Voinovich, Vladimir Nikolayevich

Voinovich, Vladimir Nikolayevich,

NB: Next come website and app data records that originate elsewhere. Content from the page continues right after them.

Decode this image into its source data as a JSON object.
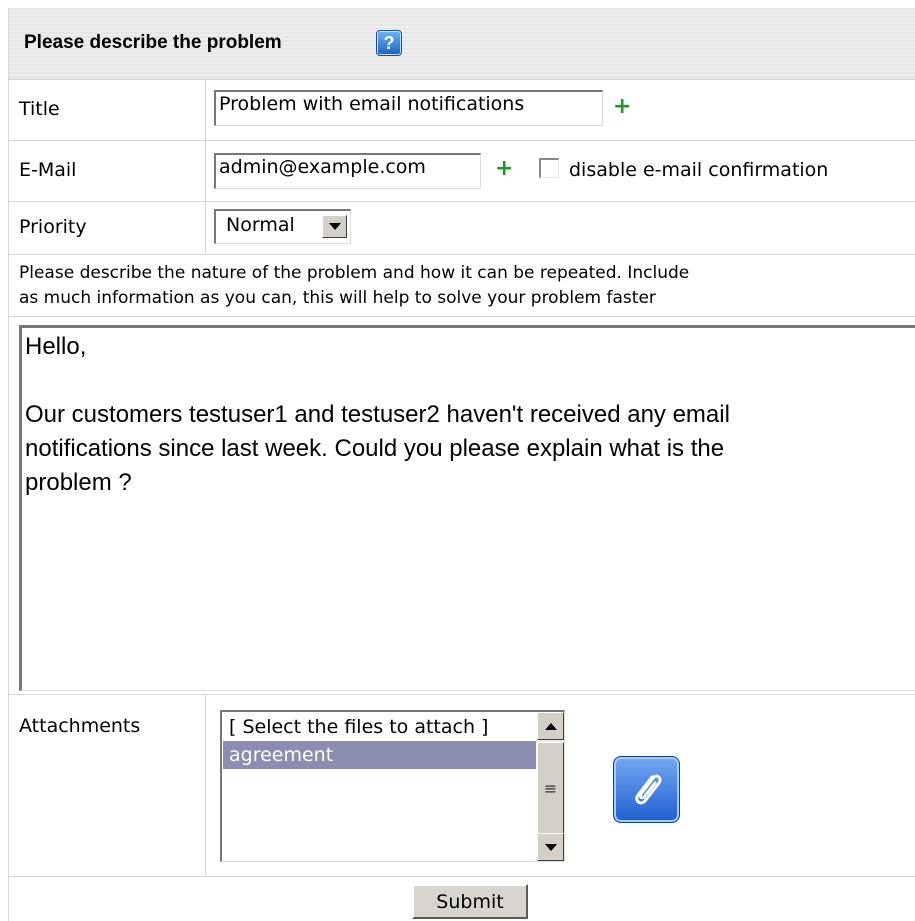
{
  "header": {
    "title": "Please describe the problem",
    "help_icon": "question-mark-icon"
  },
  "fields": {
    "title": {
      "label": "Title",
      "value": "Problem with email notifications"
    },
    "email": {
      "label": "E-Mail",
      "value": "admin@example.com",
      "checkbox_label": "disable e-mail confirmation",
      "checkbox_checked": false
    },
    "priority": {
      "label": "Priority",
      "value": "Normal"
    }
  },
  "description": {
    "instructions_line1": "Please describe the nature of the problem and how it can be repeated. Include",
    "instructions_line2": "as much information as you can, this will help to solve your problem faster",
    "body_lines": [
      "Hello,",
      "",
      "Our customers testuser1 and testuser2 haven't received any email",
      "notifications since last week. Could you please explain what is the",
      "problem ?"
    ]
  },
  "attachments": {
    "label": "Attachments",
    "options": [
      "[ Select the files to attach ]",
      "agreement"
    ],
    "selected_index": 1,
    "attach_icon": "paperclip-icon"
  },
  "submit_label": "Submit",
  "colors": {
    "plus": "#1a9a2a",
    "selection": "#8b8db1",
    "help_icon": "#1a62c4"
  }
}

1932–2018, Russian satirist and political dissident. His father was dissident journalist who was jailed for his activities. Voinovich served in the army (1951–55), studied at the Moscow Pedagogical Institute (1957–59), and worked as a radio editor before he began publishing fiction. He gained attention for such short stories as "We Live Here" (1961) and the novella Two Comrades (1964), satirical works about conformity in the USSR. He incurred the ire of Soviet officials with his best-known novel, The Life and Extraordinary Adventures of Private Ivan Chonkin (1969–75, tr. 1977). A satirical tale of a seemingly simple-minded soldier who outsmarts the Soviet bureaucracy, it was banned but circulated underground and was published in Europe; it forms a trilogy with Pretender to the Throne (1979, tr. 1981) and A Displaced Person (2007, tr. 2012). The Ivankiad: The Tale of the Writer Voinovich's Installation in His New Apartment (1976, tr. 1977) recounts his bureaucratic struggle to get an apartment in a writer's housing cooperative. Harassed by the government for his writings and activism, he was stripped of his citizenship and exiled (1980); he settled in Munich and taught in Europe and the United States. In 1990, President Gorbachev restored his citizenship and Voinovich returned to Russia. Voinovich is also particularly known for the dystopian novel Moscow 2042 (1986), about an exiled writer who takes a flight that lands 60 years in the future, and he later was critic of Vladimir Putin's policies.